Excerpts from an interface dataset

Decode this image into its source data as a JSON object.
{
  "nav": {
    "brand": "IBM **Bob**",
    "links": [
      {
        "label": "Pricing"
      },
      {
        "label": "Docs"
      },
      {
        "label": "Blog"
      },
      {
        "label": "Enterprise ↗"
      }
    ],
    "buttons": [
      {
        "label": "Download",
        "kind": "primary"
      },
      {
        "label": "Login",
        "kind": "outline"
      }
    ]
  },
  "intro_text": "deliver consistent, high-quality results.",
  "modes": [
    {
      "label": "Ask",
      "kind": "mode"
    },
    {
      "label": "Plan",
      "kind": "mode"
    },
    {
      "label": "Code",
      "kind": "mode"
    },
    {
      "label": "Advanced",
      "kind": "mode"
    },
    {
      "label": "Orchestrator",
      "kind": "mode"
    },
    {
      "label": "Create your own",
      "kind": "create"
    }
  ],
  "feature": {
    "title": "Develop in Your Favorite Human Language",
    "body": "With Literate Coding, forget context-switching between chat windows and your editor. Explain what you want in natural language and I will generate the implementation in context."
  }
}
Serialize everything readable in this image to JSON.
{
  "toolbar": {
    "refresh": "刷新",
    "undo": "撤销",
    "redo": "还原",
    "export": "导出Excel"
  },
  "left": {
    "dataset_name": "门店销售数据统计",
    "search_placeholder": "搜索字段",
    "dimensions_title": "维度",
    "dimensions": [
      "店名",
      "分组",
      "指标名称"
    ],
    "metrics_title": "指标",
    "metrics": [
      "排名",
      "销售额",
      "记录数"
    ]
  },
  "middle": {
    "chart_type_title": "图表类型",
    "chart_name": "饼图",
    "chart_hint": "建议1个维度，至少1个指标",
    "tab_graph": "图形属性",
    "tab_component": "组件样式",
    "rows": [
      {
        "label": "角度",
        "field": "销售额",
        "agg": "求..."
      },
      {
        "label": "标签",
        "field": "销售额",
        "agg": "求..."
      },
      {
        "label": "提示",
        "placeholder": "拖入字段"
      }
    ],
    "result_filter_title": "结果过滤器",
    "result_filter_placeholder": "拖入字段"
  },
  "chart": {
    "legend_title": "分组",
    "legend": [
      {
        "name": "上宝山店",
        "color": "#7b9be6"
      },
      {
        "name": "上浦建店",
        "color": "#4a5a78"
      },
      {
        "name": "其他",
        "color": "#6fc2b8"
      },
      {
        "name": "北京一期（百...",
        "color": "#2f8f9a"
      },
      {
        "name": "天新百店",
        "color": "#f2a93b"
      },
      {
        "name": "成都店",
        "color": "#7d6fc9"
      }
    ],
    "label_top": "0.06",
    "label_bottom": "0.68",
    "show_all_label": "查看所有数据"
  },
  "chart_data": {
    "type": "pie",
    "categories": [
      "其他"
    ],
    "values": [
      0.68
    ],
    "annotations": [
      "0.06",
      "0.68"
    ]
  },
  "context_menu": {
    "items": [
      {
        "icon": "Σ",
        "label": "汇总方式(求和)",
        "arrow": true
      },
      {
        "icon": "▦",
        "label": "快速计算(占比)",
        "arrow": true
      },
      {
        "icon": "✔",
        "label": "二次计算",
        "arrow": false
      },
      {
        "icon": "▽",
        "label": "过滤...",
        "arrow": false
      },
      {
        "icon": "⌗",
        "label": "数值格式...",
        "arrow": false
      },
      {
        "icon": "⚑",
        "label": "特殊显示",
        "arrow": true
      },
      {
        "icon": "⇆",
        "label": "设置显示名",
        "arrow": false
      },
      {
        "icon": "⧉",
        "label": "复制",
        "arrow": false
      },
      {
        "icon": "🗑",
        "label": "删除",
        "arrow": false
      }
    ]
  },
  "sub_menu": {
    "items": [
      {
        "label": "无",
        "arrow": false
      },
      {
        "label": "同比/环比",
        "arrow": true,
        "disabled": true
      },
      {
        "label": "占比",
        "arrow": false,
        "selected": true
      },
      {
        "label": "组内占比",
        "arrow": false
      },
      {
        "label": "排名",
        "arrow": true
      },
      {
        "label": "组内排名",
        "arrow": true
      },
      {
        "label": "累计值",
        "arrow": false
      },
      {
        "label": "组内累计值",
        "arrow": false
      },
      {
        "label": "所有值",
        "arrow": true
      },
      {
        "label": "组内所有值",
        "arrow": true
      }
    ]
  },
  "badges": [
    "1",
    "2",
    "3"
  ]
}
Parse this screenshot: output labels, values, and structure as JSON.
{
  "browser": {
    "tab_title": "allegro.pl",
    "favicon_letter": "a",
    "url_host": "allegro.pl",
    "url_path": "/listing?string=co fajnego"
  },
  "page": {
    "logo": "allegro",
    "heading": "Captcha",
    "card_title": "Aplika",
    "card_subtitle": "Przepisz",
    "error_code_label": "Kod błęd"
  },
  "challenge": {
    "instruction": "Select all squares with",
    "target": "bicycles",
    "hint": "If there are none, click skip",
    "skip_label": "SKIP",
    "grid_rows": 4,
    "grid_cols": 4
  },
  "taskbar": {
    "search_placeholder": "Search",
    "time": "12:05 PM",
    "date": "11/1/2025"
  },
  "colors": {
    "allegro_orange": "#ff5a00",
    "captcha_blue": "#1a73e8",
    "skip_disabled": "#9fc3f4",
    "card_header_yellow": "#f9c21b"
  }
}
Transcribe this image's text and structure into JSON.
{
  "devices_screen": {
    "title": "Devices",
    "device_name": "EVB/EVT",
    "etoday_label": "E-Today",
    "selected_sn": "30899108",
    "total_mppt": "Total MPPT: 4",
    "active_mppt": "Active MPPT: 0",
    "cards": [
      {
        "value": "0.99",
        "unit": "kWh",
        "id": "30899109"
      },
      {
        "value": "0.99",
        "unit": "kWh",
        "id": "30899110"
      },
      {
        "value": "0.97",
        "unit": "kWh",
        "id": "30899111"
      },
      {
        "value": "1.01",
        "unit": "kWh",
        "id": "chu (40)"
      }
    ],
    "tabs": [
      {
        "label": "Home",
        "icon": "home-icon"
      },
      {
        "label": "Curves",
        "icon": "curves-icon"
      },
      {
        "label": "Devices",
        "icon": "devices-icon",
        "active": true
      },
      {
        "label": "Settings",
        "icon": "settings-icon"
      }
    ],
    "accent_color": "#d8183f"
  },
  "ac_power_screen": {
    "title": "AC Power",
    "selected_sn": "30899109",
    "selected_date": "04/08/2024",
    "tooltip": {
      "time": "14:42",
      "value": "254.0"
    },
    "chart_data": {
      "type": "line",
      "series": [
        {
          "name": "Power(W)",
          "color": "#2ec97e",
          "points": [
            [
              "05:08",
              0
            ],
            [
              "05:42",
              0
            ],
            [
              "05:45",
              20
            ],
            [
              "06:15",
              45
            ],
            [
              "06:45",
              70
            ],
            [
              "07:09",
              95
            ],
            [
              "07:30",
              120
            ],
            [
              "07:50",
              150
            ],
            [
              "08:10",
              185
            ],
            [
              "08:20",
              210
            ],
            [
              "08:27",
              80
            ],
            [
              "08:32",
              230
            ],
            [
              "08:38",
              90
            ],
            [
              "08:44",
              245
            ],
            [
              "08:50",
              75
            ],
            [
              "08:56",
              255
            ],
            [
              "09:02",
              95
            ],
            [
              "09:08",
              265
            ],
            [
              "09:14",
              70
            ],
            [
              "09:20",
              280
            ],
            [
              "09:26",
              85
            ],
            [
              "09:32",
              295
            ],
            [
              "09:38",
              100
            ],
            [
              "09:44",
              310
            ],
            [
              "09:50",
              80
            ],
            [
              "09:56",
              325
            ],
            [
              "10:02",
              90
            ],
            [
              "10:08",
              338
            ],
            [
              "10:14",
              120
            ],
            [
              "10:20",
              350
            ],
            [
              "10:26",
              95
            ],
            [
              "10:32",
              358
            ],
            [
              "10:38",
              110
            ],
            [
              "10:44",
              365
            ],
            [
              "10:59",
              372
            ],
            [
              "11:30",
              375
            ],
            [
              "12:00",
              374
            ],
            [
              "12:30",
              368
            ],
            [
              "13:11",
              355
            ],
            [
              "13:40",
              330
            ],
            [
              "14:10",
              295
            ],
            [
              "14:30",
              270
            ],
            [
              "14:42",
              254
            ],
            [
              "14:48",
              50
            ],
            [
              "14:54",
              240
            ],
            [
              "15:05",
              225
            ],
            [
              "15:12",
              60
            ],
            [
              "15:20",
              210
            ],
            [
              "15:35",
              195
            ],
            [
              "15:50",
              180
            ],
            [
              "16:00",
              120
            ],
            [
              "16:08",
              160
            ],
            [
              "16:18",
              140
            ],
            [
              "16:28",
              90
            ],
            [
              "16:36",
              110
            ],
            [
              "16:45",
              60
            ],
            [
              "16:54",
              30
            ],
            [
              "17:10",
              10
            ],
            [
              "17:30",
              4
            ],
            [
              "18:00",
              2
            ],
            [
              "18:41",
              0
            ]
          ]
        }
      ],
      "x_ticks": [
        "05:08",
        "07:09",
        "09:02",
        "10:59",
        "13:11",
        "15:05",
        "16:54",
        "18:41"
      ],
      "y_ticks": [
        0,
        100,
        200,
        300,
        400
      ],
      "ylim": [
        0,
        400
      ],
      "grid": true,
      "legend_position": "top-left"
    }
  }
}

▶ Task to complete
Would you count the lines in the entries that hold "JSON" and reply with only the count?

▶ Output for this task
4